The WVU School of Public Health will host its fall 2015 Public Health Dialogues Speaker Series. The monthly series will continue its quest to establish a broader conversation about the social determinants of health in West Virginia and bring relevant public health issues to the forefront.

Sponsored by the Office of Public Health Practice and Workforce Development within the WVU School of Public Health, the Public Health Dialogues Speaker Series is free and open to the public. All presentations will take place in room 1905 of the Health Sciences Center.

Those interested in attending should RSVP to to reserve a complimentary lunch. Indicate in the subject line which event(s) you will be attending. Locations, times and complete speaker bios are posted at Questions about the Speaker Series can be directed to Crystal Rhodes at 304-293-0760 or

The Fall 2015 schedule and speaker briefs follow.

  • Marice Ashe, J.D., M.P.H., will present "Legal and Policy Tools to Address Chronic Diseases (and we don’t mean the ACA)" from 11:30 a.m. to 12:45 p.m. Tuesday, Sept. 1. Ashe is the CEO and founder of the Oakland-based nonprofit ChangeLab Solutions, a pioneer in improving and sustaining communities. As executive director, Ashe has launched a number of groundbreaking efforts to improve public health through the use of law and policy. Under her leadership, ChangeLab Solutions builds the capacity of leaders across the nation to address a range of chronic diseases through practical policy solutions. ChangeLab Solutions’ team of lawyers, city planners, architects, and policy specialists develop model laws and policies, consult on tough policy questions, and provide training and technical assistance to ensure strong policy initiatives and sustainable solutions.
  • Colleen Heflin, Ph.D., will discuss "The Mediating Effects of SNAP on Health Outcomes for Low Income Households" from noon to 1:15 p.m. Friday, Oct. 2. Dr. Heflin's work is informed by the study of processes that create systems and patterns of social stratification. However, because she is interested in how social policies affect the well-being of vulnerable populations, her work falls at the boundaries of sociology, economics, public health, public administration and women’s studies. Her interdisciplinary research program focuses on understanding the survival strategies employed by low-income households to make ends meet and the implications of using these strategies for individual and household well-being. A central focus of her work has been understanding the causes and consequences of material hardship.
  • Sally Morton, Ph.D., will present "Patient-Centered Comparative Effectiveness Research" from noon to 1:15 p.m. Friday, Nov. 6. Dr. Morton is founding editor of "Statistics, Politics and Policy" and professor and chair of the Department of Biostatistics in Graduate School of Public Health at the University of Pittsburgh. In her talk, Morton will discuss several issues, including data sources and study designs, the Patient-Centered Outcomes Research Institute (PCORI) methodology standards and partnership with stakeholders. Morton’s research focuses on the use of meta-analysis in evidence-based medicine and the sampling of vulnerable populations. Morton answers “What healthcare treatment works best, for whom and under what circumstances?” from the unique perspective of the patient as decision-maker.
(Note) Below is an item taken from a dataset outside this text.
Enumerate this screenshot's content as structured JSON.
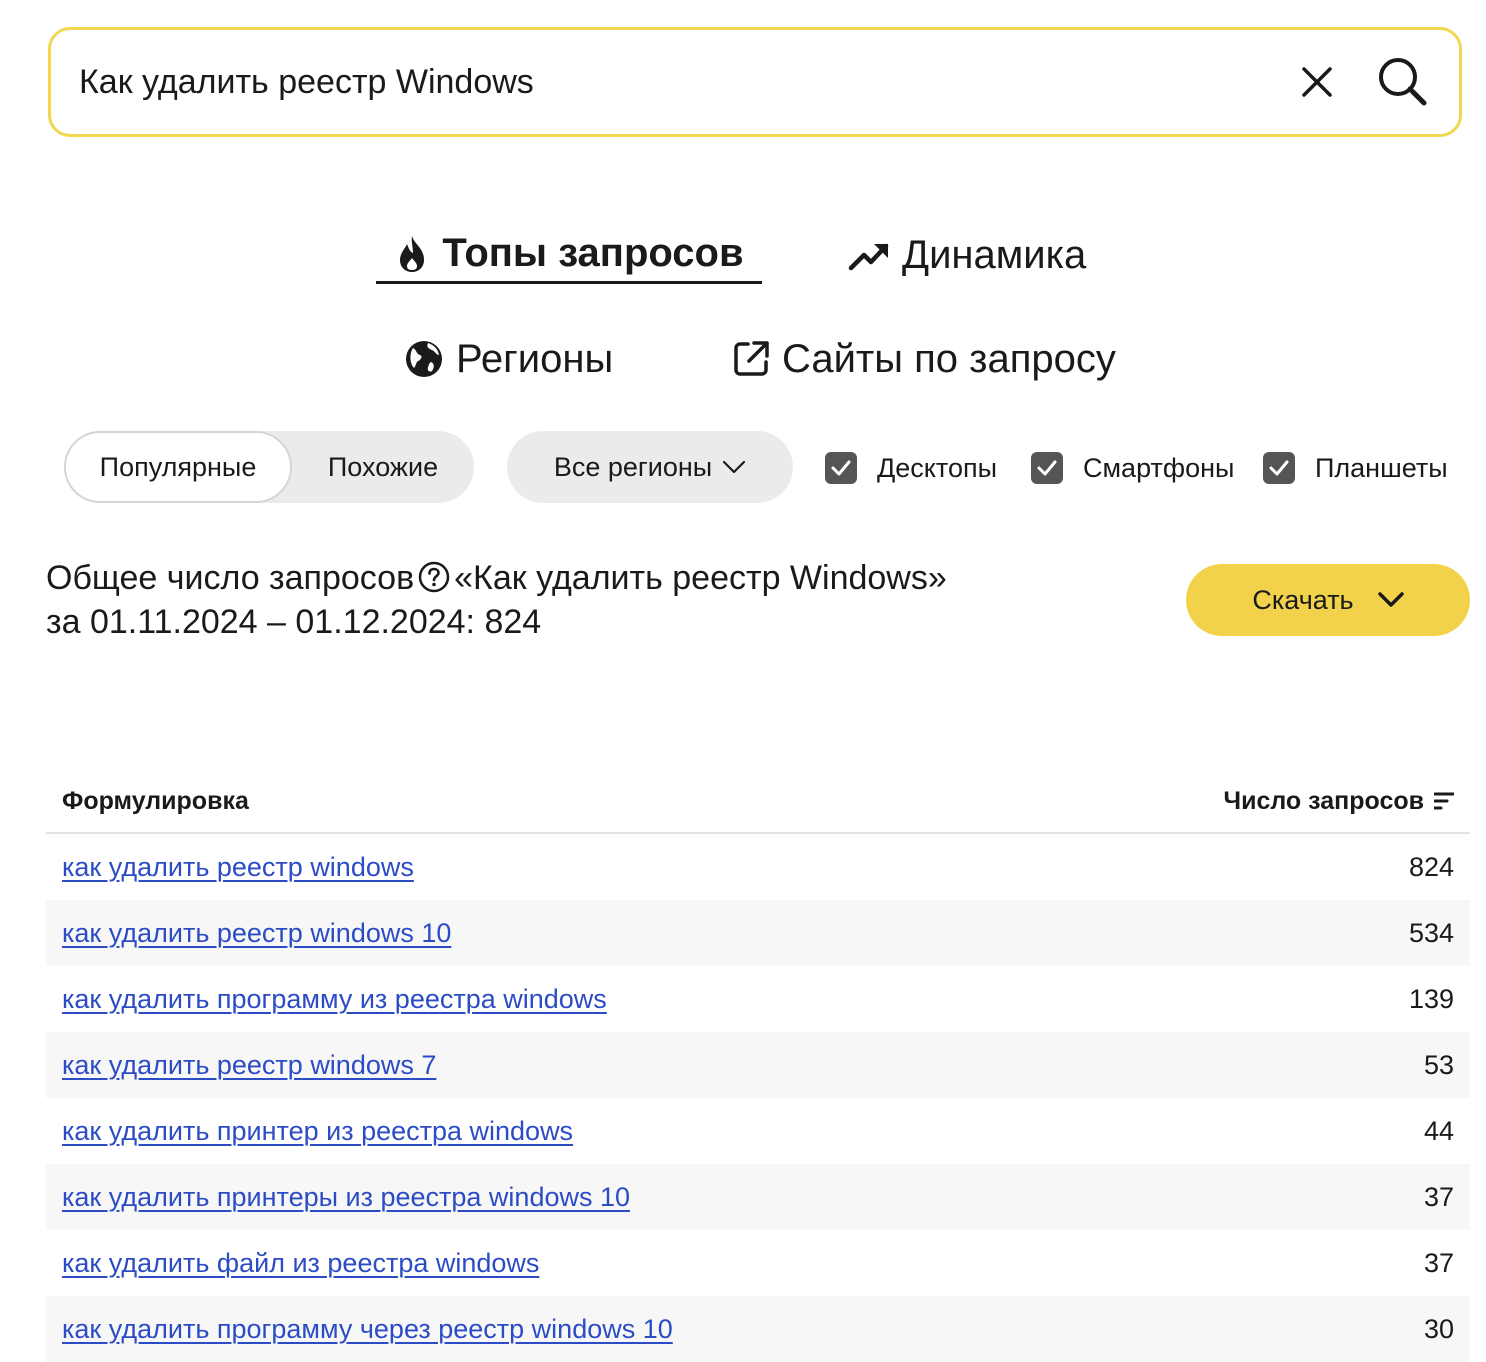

Patients and other stakeholders – such as families, caregivers, clinicians and policy makers – are partners in the research, rather than solely subjects or participants. Consequently, fundamental design, methodology, implementation and interpretation challenges and opportunities have arisen in the context of PR-CER.
  • Jim Dunn, Ph.D., will discuss "Income inequality, public services and premature mortality in US states – can investments in human capital compensate for the effects of inequality on health?" from noon to 1:15 p.m. Friday, Dec. 4. Dr. Dunn reviews research from 2005 that investigated the relation between government expenditures on public services and all-cause mortality in US states, with emphasis on the part public services play in the relation between income inequality and population health. A large body of research now suggests that socioeconomic factors are influential in the production of population health and numerous studies have shown a relation between income inequality and mortality in the USA. The causal factors underlying such a relation, however, have been debated. One hypothesis is that places that tolerate high levels of income inequality may systematically underinvest in human capital and public services. This presentation addresses the underinvestment hypothesis by examining 1) the relation between expenditures on public services by state and local governments and all-cause mortality, and 2) whether the association between income inequality and mortality is attenuated by public spending.

The Office of Public Health Practice and Workforce Development is a Local Performance Site of the Region III Public Health Training Center funded by HRSA.